Last year, Democrats chose newly elected Virginia Governor Tim Kaine to deliver the Democratic response to President Bush's State of the Union address. Kaine barely mentioned the war in Iraq and mostly spoke about domestic issues, just as President Bush did tonight. He was a red state Governor who won with a smile on his face.
This year Democrats--perhaps reflecting their newfound confidence--chose another Virginian to rebut Bush, but one who's not afraid to go toe to toe with the President, both on domestic policy and matters of war and peace. Unlike Kaine, Webb is more likely to scowl than smile. His implicit message is that serious times deserve serious men.
Webb's upset of George Allen and now infamous exchange with President Bush at the White House in November set the tone for the new Congress. When asked by Bush "How's your boy?" a reference to Webb's 24-year-old son serving as a Marine in Iraq, Webb responded: "I'd like to get them out of Iraq, Mr. President."
"That's not what I asked you," Bush said. "How's your boy?"
"That's between me and my boy, Mr. President," Webb said, ending the conversation.
The moment was a deeply symbolic one, proving that President Bush's days of ruling like a king had come to an end. Democrats could be blunt, uncompromising and outspoken. During his campaign, the former Republican Secretary of the Navy "transformed into one of the unlikeliest protest candidates ever," Bob Moser wrote of Webb last October. Now he's becoming a similarly unlikely spokesman for his party.
In his speech tonight, Webb emphasized two issues that brought him and so many other new Democrats to Congress: the rising inequality between rich and poor and the toll the war in Iraq has taken on this nation.
Webb is a keen student of history and the strongest part of his speech came when he invoked the leadership of presidents past.
"Regarding the economic imbalance in our country, I am reminded of the situation President Theodore Roosevelt faced in the early days of the 20th century.
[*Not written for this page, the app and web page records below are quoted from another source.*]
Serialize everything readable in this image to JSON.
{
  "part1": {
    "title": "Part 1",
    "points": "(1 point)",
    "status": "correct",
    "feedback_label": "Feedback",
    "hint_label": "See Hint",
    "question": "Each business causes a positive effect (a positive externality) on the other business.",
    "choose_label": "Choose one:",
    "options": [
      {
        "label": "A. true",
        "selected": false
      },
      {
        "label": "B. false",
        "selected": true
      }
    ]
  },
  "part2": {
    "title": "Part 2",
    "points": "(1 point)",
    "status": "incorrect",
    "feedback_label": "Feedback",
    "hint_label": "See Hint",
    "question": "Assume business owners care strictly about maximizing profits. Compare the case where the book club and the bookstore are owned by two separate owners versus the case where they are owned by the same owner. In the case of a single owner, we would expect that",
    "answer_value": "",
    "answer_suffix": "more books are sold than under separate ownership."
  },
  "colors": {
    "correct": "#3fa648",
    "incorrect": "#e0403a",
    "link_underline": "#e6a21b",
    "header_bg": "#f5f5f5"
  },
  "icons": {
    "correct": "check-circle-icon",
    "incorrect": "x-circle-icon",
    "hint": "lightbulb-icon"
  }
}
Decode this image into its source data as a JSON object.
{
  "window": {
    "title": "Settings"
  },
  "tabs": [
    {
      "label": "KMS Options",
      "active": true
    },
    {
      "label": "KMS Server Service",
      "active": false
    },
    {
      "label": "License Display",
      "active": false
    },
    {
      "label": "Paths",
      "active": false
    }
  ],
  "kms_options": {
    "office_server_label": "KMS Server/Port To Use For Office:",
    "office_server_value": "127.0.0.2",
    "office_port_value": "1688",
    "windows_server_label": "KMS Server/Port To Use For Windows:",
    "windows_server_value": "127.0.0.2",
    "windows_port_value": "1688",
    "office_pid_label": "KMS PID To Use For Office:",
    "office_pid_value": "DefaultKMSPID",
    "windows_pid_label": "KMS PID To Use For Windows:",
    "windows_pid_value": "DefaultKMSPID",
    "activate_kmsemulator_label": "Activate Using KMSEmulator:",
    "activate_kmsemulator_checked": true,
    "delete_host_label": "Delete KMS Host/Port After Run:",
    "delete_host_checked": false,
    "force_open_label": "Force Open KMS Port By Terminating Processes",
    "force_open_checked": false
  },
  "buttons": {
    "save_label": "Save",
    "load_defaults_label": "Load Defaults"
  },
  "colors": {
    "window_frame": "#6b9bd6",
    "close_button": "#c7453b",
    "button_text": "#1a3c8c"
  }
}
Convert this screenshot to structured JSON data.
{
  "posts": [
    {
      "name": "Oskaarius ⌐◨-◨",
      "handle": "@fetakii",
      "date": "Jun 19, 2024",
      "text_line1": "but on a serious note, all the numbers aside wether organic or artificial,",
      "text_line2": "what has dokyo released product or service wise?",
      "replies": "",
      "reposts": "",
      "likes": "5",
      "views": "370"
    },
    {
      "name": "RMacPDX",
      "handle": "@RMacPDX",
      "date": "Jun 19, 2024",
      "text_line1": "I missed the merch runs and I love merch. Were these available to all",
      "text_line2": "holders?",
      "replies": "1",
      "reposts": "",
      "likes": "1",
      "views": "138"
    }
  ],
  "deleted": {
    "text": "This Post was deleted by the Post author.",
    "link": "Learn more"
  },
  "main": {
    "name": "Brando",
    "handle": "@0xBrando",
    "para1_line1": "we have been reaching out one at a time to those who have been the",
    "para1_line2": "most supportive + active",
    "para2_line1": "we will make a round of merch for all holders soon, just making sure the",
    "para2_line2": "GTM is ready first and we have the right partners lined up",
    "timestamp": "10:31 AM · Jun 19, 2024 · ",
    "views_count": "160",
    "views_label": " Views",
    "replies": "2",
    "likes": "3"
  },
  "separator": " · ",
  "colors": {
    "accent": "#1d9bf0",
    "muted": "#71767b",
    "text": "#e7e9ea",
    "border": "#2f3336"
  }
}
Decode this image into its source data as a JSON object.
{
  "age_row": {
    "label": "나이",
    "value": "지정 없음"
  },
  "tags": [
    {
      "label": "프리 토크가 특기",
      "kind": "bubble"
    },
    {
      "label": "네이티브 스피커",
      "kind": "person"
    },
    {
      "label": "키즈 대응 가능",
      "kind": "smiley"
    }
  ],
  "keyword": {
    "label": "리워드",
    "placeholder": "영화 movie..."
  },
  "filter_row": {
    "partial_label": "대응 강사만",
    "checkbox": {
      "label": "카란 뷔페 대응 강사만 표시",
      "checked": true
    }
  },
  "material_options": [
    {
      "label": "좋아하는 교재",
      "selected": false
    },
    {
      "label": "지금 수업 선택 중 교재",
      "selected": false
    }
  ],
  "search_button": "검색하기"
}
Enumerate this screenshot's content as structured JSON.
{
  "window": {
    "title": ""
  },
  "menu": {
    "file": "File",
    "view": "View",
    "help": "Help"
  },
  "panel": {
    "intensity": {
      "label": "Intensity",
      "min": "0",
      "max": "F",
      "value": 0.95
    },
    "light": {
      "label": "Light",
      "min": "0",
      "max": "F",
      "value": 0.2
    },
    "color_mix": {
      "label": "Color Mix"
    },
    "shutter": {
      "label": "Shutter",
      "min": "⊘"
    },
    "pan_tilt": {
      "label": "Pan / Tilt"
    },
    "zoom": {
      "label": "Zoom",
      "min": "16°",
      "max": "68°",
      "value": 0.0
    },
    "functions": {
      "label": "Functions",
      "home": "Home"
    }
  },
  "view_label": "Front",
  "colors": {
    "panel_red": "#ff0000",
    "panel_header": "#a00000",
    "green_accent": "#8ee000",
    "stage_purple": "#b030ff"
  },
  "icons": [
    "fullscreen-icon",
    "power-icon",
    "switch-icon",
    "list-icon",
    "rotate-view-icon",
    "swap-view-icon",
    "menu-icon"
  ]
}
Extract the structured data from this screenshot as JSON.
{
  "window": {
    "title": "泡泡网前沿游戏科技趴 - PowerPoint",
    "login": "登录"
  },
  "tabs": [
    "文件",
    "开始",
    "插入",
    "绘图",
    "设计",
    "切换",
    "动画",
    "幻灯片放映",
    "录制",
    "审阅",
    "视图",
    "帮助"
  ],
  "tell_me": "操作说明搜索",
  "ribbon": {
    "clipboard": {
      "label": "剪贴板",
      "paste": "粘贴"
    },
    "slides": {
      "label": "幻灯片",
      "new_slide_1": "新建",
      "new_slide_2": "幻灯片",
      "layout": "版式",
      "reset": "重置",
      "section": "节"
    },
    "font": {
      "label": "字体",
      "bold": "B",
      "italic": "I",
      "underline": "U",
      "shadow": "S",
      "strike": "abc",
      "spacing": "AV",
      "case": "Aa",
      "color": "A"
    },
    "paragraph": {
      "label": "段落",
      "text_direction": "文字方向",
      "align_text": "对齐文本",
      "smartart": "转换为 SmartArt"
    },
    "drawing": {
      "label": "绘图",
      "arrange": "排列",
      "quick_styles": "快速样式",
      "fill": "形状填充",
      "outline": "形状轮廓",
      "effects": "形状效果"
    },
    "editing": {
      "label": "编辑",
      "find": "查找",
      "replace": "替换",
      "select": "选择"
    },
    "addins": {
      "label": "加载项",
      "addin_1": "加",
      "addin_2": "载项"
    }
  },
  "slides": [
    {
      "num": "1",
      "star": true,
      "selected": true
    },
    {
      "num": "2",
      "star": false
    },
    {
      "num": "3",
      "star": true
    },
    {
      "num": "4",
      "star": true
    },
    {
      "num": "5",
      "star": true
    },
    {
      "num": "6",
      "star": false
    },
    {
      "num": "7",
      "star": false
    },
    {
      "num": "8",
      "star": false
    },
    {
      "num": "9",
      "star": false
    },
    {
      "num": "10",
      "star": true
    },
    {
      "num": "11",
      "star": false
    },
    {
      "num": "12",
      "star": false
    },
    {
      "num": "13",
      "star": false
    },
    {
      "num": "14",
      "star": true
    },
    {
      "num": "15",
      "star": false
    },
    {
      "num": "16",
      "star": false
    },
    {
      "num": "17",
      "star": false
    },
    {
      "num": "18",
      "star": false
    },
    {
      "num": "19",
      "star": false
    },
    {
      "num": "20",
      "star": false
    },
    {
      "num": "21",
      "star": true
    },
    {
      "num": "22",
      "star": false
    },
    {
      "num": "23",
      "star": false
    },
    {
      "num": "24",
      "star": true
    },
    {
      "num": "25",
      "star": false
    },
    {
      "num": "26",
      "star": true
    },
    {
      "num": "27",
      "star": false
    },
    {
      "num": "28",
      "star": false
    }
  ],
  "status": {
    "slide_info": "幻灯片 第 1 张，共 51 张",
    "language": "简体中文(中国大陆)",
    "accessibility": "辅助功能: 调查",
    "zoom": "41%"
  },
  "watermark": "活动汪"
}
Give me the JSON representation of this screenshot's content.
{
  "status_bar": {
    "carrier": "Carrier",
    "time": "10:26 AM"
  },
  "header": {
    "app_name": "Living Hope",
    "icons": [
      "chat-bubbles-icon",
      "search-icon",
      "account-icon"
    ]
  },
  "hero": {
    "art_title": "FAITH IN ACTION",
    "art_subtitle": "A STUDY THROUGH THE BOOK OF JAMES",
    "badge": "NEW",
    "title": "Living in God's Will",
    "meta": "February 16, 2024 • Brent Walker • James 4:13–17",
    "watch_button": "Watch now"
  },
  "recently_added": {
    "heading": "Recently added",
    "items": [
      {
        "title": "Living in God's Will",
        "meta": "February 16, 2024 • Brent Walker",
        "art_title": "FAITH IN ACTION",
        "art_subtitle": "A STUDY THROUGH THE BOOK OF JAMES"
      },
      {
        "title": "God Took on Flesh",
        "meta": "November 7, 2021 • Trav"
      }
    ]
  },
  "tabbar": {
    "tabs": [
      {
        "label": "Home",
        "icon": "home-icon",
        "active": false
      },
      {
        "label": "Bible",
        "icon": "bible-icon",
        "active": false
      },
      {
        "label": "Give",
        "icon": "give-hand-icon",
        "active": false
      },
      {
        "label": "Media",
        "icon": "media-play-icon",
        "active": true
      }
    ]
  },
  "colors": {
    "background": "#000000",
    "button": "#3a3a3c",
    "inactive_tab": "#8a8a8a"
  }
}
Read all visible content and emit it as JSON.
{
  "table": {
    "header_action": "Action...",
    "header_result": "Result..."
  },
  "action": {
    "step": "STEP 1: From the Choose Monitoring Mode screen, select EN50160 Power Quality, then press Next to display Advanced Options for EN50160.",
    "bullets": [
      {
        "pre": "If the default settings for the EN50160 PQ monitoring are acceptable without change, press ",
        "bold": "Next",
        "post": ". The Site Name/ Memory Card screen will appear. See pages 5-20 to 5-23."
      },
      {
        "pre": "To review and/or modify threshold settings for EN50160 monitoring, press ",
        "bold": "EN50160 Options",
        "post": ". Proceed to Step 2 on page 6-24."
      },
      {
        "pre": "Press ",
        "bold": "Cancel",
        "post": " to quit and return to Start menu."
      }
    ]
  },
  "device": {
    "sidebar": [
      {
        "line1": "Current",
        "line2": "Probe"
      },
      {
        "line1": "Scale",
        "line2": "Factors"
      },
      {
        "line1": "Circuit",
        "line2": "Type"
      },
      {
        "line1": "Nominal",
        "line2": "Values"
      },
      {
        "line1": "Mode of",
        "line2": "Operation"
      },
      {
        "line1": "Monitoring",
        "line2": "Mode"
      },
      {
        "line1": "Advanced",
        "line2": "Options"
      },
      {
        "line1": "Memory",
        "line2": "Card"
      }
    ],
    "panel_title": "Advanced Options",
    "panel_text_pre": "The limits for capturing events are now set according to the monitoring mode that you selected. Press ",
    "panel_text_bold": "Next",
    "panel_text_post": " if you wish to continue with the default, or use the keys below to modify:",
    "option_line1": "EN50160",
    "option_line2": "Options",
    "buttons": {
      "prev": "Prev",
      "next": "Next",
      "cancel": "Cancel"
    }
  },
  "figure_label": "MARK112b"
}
America was then, as now, drifting apart along class lines. The so-called robber barons were unapologetically raking in a huge percentage of the national wealth. The dispossessed workers at the bottom were threatening revolt.
Roosevelt spoke strongly against these divisions. He told his fellow Republicans that they must set themselves ‘as resolutely against improper corporate influence on the one hand as against demagogy and mob rule on the other.' And he did something about it.
As I look at Iraq, I recall the words of former general and soon-to-be President Dwight Eisenhower during the dark days of the Korean War, which had fallen into a bloody stalemate. 'When comes the end?' asked the General who had commanded our forces in Europe during World War Two. And as soon as he became President, he brought the Korean War to an end.
These Presidents took the right kind of action, for the benefit of the American people and for the health of our relations around the world. Tonight we are calling on this President to take similar action, in both areas. If he does, we will join him. If he does not, we will be showing him the way."
Take just one instance that often gets forgotten these days: New Orleans. At the beginning of his speech Webb said that he hoped the President was "serious about…restoring the vitality of New Orleans." In fact, tonight Bush conveniently failed to mention Hurricane Katrina. "I do not see myself voting for any more money for these reconstruction and economic projects inside Iraq when we have places like New Orleans that haven't gotten help," Webb said recently. Leadership--both foreign and domestic--Webb realizes, begins at home.